In every way, Hurricane Harvey has been a disaster for eastern Texas and its surrounding areas, and the damage it is dealing is still far from over.

By: Rachel Smith

Photo provided by the Global Giving Foundation

North Korean Missile Crisis

In the midst of Trump’s “fire and fury” tweets and ominous imagery of nukes hanging overhead, it can be easy to forget the facts. Over the past few months, North Korea has been launching missile tests, experimenting with combining a long-range missile and a nuclear warhead. On the Fourth of July, North Korea launched a missile called an intercontinental ballistic missile [ICBM]—a missile with the power to cross the Pacific Ocean and land in Alaska. Earlier this week, North Korea announced that they had successfully miniaturized a nuclear warhead, which means that they can be placed inside missiles such as an ICBM. They have officially stated that they have missiles which are capable of carrying a nuclear warhead. While most experts believe that it will still be a year or two before North Korea can produce highly accurate long-range missiles, the threat is now much closer than it had been before.

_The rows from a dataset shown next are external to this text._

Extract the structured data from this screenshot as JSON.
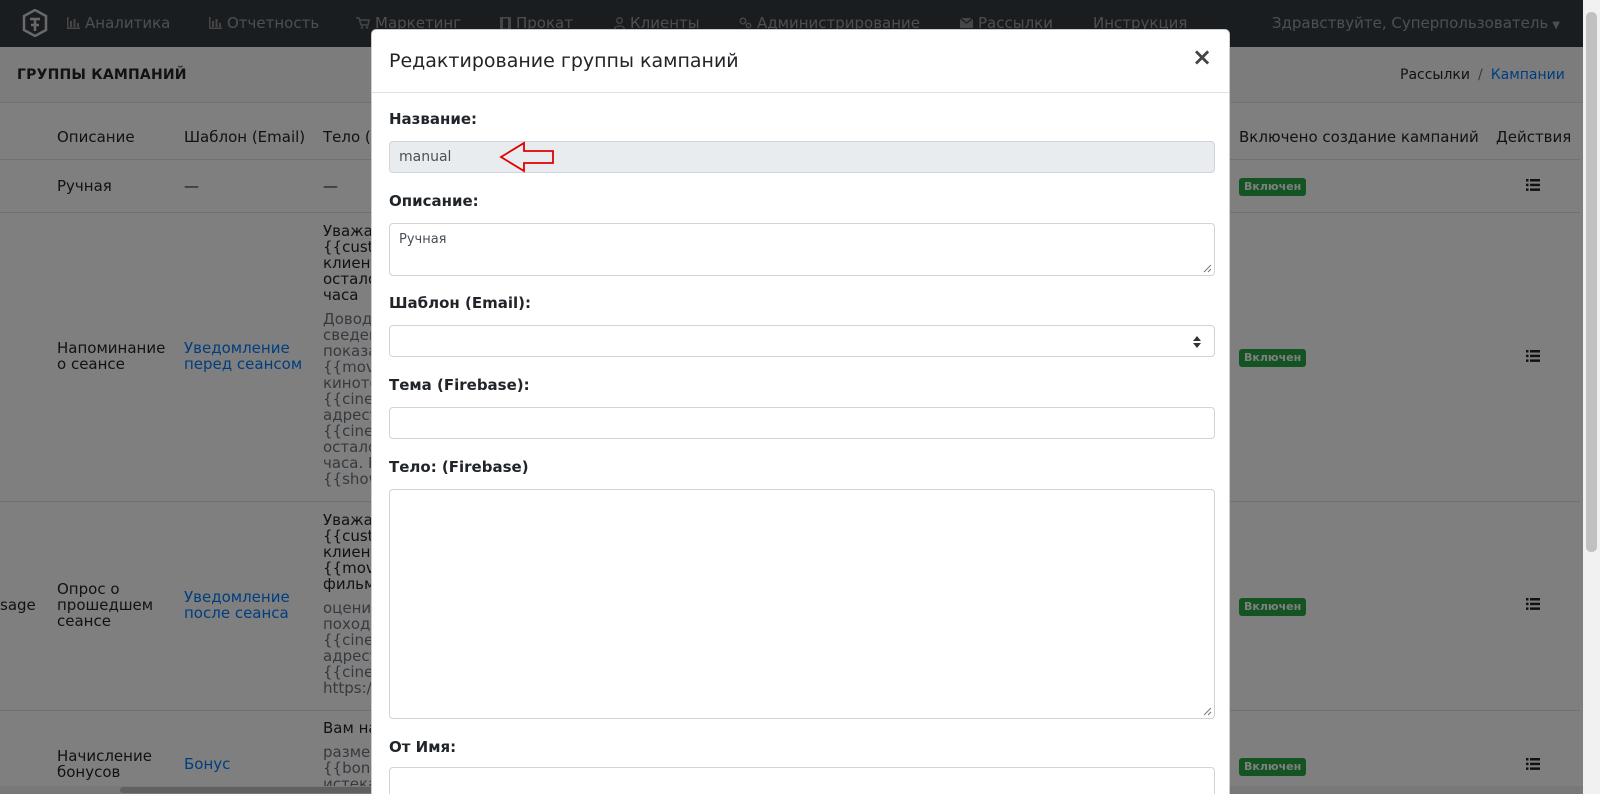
{
  "nav": {
    "items": [
      {
        "label": "Аналитика",
        "icon": "bar-chart-icon"
      },
      {
        "label": "Отчетность",
        "icon": "bar-chart-icon"
      },
      {
        "label": "Маркетинг",
        "icon": "cart-icon"
      },
      {
        "label": "Прокат",
        "icon": "film-icon"
      },
      {
        "label": "Клиенты",
        "icon": "user-icon"
      },
      {
        "label": "Администрирование",
        "icon": "cogs-icon"
      },
      {
        "label": "Рассылки",
        "icon": "envelope-icon"
      },
      {
        "label": "Инструкция",
        "icon": ""
      }
    ],
    "greeting": "Здравствуйте, Суперпользователь"
  },
  "page": {
    "title": "ГРУППЫ КАМПАНИЙ",
    "breadcrumb": [
      "Рассылки",
      "Кампании"
    ]
  },
  "table": {
    "headers": {
      "description": "Описание",
      "template": "Шаблон (Email)",
      "body": "Тело (",
      "enabled": "Включено создание кампаний",
      "actions": "Действия"
    },
    "rows": [
      {
        "left_fragment": "",
        "description": "Ручная",
        "template": "—",
        "body_main": "—",
        "body_muted": "",
        "status": "Включен"
      },
      {
        "left_fragment": "",
        "description": "Напоминание\nо сеансе",
        "template": "Уведомление\nперед сеансом",
        "body_main": "Уважа\n{{custo\nклиент\nостало\nчаса",
        "body_muted": "Довод\nсведен\nпоказа\n{{movi\nкиното\n{{ciner\nадресу\n{{ciner\nостало\nчаса. В\n{{show",
        "status": "Включен"
      },
      {
        "left_fragment": "sage",
        "description": "Опрос о\nпрошедшем\nсеансе",
        "template": "Уведомление\nпосле сеанса",
        "body_main": "Уважа\n{{custo\nклиент\n{{movi\nфильм",
        "body_muted": "оцени\nпоходе\n{{ciner\nадресу\n{{ciner\nhttps:/",
        "status": "Включен"
      },
      {
        "left_fragment": "",
        "description": "Начисление\nбонусов",
        "template": "Бонус",
        "body_main": "Вам на",
        "body_muted": "разме\n{{bonu\nистека",
        "status": "Включен"
      }
    ]
  },
  "modal": {
    "title": "Редактирование группы кампаний",
    "close_symbol": "×",
    "fields": {
      "name_label": "Название:",
      "name_value": "manual",
      "description_label": "Описание:",
      "description_value": "Ручная",
      "template_label": "Шаблон (Email):",
      "template_value": "",
      "topic_label": "Тема (Firebase):",
      "topic_value": "",
      "body_label": "Тело: (Firebase)",
      "body_value": "",
      "from_label": "От Имя:",
      "from_value": ""
    }
  },
  "colors": {
    "navbar": "#343a40",
    "link": "#007bff",
    "badge": "#28a745",
    "annotation_arrow": "#e00000"
  }
}
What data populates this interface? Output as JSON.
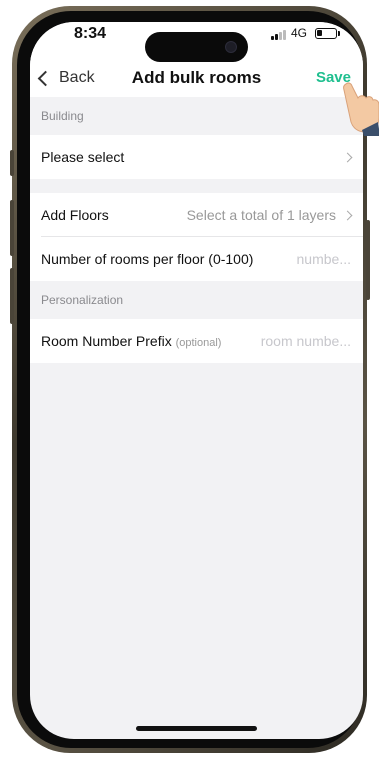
{
  "status": {
    "time": "8:34",
    "network": "4G"
  },
  "nav": {
    "back_label": "Back",
    "title": "Add bulk rooms",
    "save_label": "Save"
  },
  "sections": {
    "building": {
      "header": "Building",
      "rows": [
        {
          "label": "Please select",
          "value": ""
        }
      ]
    },
    "floors": {
      "rows": [
        {
          "label": "Add Floors",
          "value": "Select a total of 1 layers"
        },
        {
          "label": "Number of rooms per floor (0-100)",
          "placeholder": "numbe..."
        }
      ]
    },
    "personalization": {
      "header": "Personalization",
      "rows": [
        {
          "label": "Room Number Prefix",
          "note": "(optional)",
          "placeholder": "room numbe..."
        }
      ]
    }
  },
  "colors": {
    "accent": "#1fbf8f",
    "background": "#f2f2f4"
  },
  "icons": [
    "back-chevron-icon",
    "chevron-right-icon",
    "signal-icon",
    "battery-icon",
    "pointing-hand-icon"
  ]
}
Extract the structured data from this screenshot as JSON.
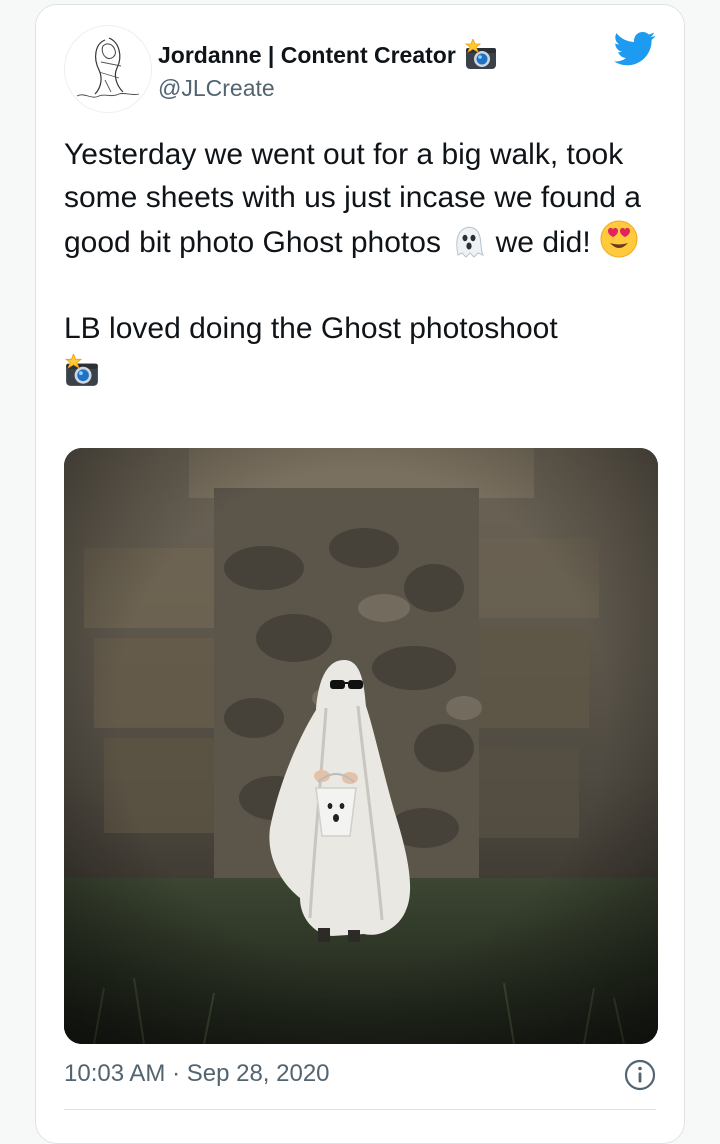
{
  "tweet": {
    "display_name": "Jordanne | Content Creator",
    "handle": "@JLCreate",
    "text_line_1": "Yesterday we went out for a big walk, took some sheets with us just incase we found a good bit photo Ghost photos",
    "text_line_1_end": "we did!",
    "text_line_2": "LB loved doing the Ghost photoshoot",
    "timestamp": "10:03 AM · Sep 28, 2020"
  },
  "icons": {
    "name_suffix": "camera-flash-icon",
    "ghost_emoji": "ghost-icon",
    "heart_eyes_emoji": "heart-eyes-icon",
    "line_end_emoji": "camera-flash-icon",
    "brand": "twitter-bird-icon",
    "info": "info-icon"
  },
  "colors": {
    "brand_blue": "#1d9bf0",
    "text_primary": "#0f1419",
    "text_secondary": "#536471"
  }
}
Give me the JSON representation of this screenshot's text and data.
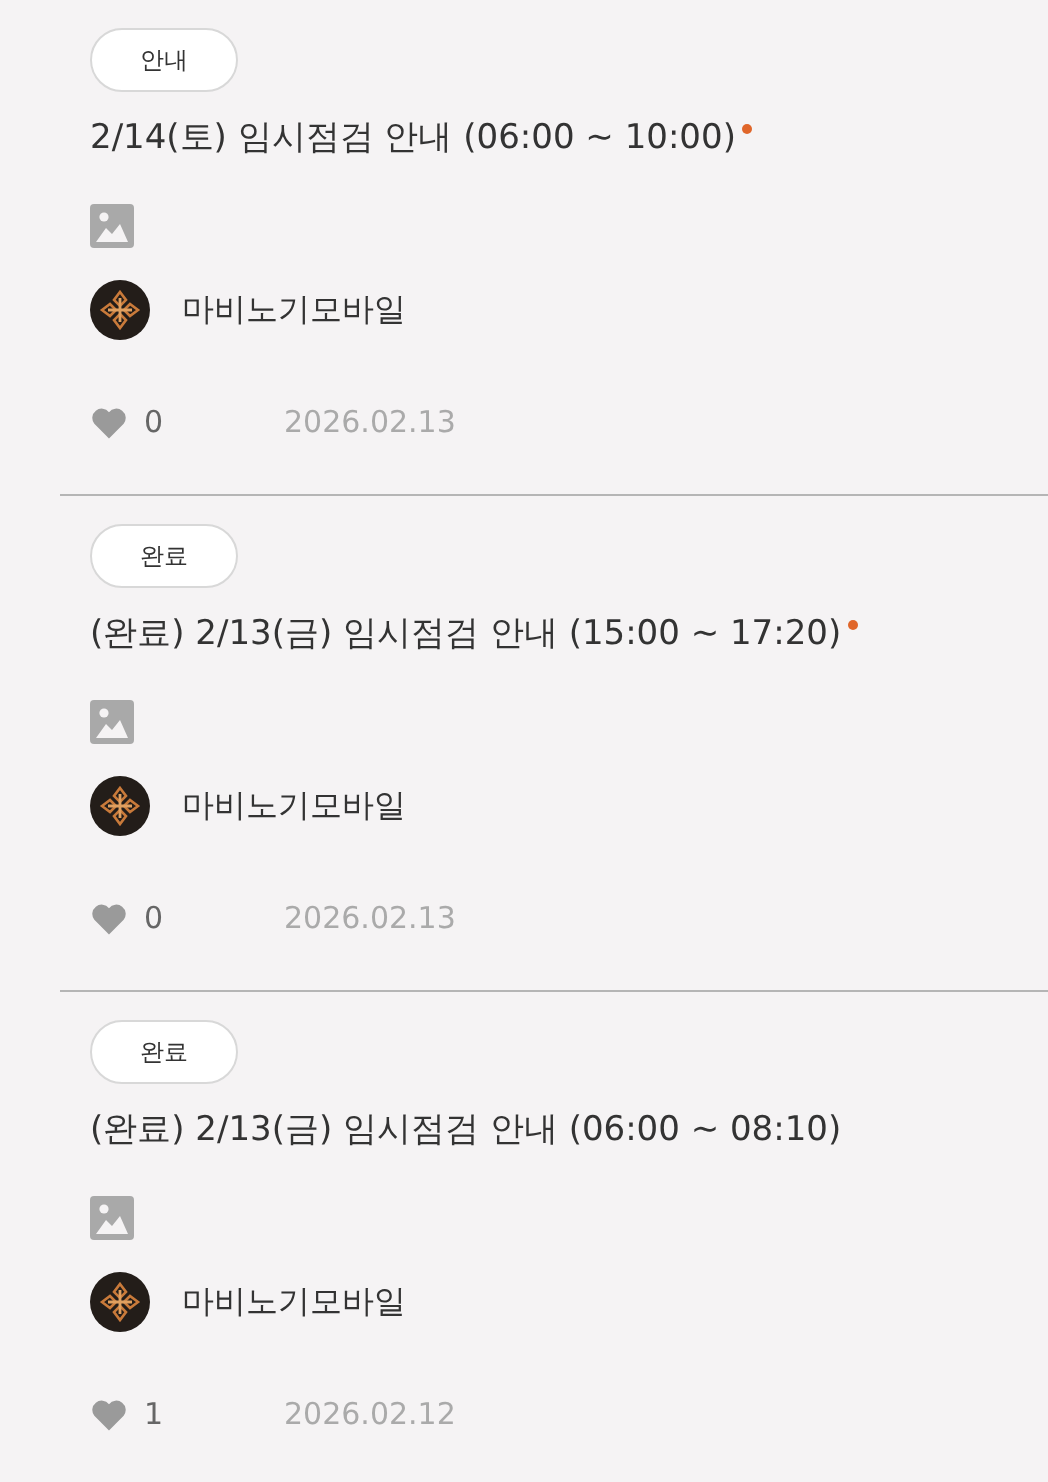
{
  "posts": [
    {
      "tag": "안내",
      "title": "2/14(토) 임시점검 안내 (06:00 ~ 10:00)",
      "new": true,
      "has_image": true,
      "author": "마비노기모바일",
      "likes": "0",
      "date": "2026.02.13"
    },
    {
      "tag": "완료",
      "title": "(완료) 2/13(금) 임시점검 안내 (15:00 ~ 17:20)",
      "new": true,
      "has_image": true,
      "author": "마비노기모바일",
      "likes": "0",
      "date": "2026.02.13"
    },
    {
      "tag": "완료",
      "title": "(완료) 2/13(금) 임시점검 안내 (06:00 ~ 08:10)",
      "new": false,
      "has_image": true,
      "author": "마비노기모바일",
      "likes": "1",
      "date": "2026.02.12"
    }
  ]
}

In response to this situation, Donald Trump has asked for China to “put a heavy move” on North Korea and cut off any economic ties between the countries. Additionally, the United States and South Korea both launched several precision missiles into the South Korean Sea as a show of force against North Korea. President Trump has been very clear that any threats to the United States will not be tolerated. Following reports that North Korea had the potential to put a nuclear warhead on a long-range missile capable of reaching the United States, he tweeted that any threat would be met with “fire and fury unlike any the world has seen before.” After this warning, North Korea revealed that they had plans to launch four missiles at Guam, a tiny US territory in the Pacific Ocean that is home to 7,000 US military personnel. While a diplomatic solution is still the goal, and economic sanctions and diplomacy will be attempted before moving into options regarding military force. As of Tuesday, August 15th, Kim Jong Un has announced that the proposal for launching missiles at Guam has been put on hold. It appears that both the United States and North Korea have backed off—for now. Beginning August 21, the US and South Korea have been participating in joint military drills, although they are insisted to be purely defensive. But for the time being, tensions have lowered and we wait in uneasy silence for someone to make the next move.

By: Rachel Smith